━━ Source material ━━

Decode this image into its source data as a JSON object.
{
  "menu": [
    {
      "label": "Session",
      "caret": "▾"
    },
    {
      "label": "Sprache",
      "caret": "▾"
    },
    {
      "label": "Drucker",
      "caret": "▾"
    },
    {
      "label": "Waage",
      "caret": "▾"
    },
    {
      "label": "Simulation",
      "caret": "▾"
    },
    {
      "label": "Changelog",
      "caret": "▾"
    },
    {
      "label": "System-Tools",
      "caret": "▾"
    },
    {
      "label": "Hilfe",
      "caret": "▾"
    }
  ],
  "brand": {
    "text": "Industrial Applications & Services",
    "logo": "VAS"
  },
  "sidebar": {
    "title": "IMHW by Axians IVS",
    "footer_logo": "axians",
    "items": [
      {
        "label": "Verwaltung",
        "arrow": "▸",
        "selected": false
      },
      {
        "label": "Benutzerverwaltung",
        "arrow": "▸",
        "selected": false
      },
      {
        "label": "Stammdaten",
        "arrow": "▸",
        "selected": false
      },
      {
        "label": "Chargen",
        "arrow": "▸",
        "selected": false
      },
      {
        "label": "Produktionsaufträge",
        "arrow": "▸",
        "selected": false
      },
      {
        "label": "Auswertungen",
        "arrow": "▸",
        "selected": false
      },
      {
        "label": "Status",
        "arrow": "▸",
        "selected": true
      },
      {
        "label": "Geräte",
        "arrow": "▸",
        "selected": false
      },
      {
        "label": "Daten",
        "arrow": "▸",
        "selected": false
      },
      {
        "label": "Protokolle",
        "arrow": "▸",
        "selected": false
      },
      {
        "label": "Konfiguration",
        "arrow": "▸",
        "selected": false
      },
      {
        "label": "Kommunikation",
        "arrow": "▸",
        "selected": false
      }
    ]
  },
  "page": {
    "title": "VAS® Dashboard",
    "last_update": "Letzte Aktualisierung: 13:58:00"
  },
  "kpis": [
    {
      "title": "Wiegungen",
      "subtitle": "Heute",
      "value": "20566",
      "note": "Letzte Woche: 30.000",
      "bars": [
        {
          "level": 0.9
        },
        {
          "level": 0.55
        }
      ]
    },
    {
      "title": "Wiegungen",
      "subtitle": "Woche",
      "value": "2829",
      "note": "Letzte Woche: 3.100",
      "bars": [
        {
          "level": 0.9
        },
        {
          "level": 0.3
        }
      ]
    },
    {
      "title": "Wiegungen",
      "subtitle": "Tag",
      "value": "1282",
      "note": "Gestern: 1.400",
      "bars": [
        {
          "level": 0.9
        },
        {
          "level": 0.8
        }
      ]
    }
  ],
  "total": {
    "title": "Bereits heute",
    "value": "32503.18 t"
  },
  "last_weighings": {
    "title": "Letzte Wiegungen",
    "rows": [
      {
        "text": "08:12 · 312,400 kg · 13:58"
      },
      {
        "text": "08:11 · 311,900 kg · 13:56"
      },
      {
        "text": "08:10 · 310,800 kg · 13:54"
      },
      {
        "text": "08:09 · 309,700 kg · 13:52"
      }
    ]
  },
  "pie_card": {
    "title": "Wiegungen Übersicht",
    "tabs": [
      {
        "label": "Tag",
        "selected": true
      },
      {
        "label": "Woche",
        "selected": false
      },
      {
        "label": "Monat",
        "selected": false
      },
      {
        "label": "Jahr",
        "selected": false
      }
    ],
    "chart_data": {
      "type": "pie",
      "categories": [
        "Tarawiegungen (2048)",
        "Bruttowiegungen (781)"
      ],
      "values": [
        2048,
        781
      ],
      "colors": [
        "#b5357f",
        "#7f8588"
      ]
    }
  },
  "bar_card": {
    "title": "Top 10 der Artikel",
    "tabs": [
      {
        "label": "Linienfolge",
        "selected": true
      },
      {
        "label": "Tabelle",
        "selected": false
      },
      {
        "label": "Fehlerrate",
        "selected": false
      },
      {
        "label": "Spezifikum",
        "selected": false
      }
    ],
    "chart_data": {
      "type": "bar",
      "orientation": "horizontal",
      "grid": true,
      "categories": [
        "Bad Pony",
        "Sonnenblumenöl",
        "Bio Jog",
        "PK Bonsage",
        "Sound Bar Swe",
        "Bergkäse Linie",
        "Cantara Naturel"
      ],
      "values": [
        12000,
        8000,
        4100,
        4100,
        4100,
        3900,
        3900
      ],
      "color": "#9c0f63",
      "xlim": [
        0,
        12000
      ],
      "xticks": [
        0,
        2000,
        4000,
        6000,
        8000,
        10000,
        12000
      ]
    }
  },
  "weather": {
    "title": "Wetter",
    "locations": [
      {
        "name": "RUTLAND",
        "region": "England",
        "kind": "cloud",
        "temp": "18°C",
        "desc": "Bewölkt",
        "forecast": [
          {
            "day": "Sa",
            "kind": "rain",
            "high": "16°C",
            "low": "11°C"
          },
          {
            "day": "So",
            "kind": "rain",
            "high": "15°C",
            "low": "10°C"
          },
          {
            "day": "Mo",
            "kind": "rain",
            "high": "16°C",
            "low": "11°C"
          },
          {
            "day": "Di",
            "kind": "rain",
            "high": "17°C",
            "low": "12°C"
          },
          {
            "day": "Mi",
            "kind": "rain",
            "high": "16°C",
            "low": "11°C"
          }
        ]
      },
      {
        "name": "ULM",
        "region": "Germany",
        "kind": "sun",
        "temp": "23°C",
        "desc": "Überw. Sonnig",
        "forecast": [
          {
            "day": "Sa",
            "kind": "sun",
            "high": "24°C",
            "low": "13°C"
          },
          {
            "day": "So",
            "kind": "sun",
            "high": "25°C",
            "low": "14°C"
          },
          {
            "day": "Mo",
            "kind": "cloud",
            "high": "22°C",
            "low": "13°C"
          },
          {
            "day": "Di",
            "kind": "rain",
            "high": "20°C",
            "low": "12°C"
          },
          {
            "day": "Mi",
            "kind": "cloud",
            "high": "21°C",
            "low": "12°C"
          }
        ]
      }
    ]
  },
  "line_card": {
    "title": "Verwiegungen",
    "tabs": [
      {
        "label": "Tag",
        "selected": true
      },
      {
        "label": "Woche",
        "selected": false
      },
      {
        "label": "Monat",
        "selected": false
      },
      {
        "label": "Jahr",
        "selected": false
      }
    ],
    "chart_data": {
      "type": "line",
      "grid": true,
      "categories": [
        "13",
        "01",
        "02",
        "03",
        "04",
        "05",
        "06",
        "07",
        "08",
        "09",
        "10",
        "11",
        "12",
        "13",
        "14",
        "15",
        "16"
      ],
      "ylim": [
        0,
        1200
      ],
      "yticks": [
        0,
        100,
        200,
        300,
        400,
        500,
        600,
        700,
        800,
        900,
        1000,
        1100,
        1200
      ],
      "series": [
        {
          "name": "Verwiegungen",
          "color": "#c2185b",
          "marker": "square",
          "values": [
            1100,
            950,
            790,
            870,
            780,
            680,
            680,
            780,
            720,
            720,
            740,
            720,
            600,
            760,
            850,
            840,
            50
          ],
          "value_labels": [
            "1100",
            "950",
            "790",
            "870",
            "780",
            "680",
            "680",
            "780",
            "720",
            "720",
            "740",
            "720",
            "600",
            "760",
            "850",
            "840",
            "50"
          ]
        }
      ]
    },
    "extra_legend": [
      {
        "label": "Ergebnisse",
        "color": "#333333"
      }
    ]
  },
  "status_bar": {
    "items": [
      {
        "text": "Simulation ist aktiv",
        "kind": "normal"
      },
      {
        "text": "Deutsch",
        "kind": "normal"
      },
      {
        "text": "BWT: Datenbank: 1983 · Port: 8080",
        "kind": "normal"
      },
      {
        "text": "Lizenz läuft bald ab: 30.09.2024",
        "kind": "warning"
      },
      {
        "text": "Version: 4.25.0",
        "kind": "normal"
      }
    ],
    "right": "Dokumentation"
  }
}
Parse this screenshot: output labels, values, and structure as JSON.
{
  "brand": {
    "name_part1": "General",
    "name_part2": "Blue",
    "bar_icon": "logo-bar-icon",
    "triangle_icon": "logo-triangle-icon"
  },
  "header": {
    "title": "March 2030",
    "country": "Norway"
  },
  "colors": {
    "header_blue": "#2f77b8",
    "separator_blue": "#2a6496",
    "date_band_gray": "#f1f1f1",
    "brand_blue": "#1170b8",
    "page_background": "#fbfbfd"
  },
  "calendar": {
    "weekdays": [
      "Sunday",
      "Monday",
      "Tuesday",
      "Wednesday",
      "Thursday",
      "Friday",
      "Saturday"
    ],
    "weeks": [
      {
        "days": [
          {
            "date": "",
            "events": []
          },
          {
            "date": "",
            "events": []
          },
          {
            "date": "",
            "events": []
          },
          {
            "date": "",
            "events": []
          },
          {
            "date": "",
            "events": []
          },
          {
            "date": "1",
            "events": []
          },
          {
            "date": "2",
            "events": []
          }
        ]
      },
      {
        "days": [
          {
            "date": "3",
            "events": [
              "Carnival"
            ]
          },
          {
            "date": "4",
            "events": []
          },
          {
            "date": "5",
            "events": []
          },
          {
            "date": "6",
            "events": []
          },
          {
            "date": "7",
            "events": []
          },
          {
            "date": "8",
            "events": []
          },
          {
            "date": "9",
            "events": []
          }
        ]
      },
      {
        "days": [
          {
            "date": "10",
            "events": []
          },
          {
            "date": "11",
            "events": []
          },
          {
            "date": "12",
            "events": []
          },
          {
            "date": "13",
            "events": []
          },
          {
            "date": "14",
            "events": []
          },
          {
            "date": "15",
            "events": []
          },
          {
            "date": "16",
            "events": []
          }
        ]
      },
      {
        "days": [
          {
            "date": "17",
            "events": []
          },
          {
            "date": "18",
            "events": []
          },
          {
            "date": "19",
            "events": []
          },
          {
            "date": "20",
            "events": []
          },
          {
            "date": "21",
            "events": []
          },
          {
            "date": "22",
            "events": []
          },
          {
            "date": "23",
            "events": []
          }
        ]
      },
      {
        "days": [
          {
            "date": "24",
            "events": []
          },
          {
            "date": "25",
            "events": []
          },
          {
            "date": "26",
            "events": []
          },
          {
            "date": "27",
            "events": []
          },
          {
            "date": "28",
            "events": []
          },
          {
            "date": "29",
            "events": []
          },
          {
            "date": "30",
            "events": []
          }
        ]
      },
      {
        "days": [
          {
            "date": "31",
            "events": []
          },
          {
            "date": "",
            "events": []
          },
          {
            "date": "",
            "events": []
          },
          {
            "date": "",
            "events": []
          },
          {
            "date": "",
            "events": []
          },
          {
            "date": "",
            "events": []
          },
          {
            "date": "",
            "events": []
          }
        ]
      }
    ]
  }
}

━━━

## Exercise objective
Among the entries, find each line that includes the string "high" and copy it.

## Exercise result
            "high": "16°C",
            "high": "15°C",
            "high": "16°C",
            "high": "17°C",
            "high": "16°C",
            "high": "24°C",
            "high": "25°C",
            "high": "22°C",
            "high": "20°C",
            "high": "21°C",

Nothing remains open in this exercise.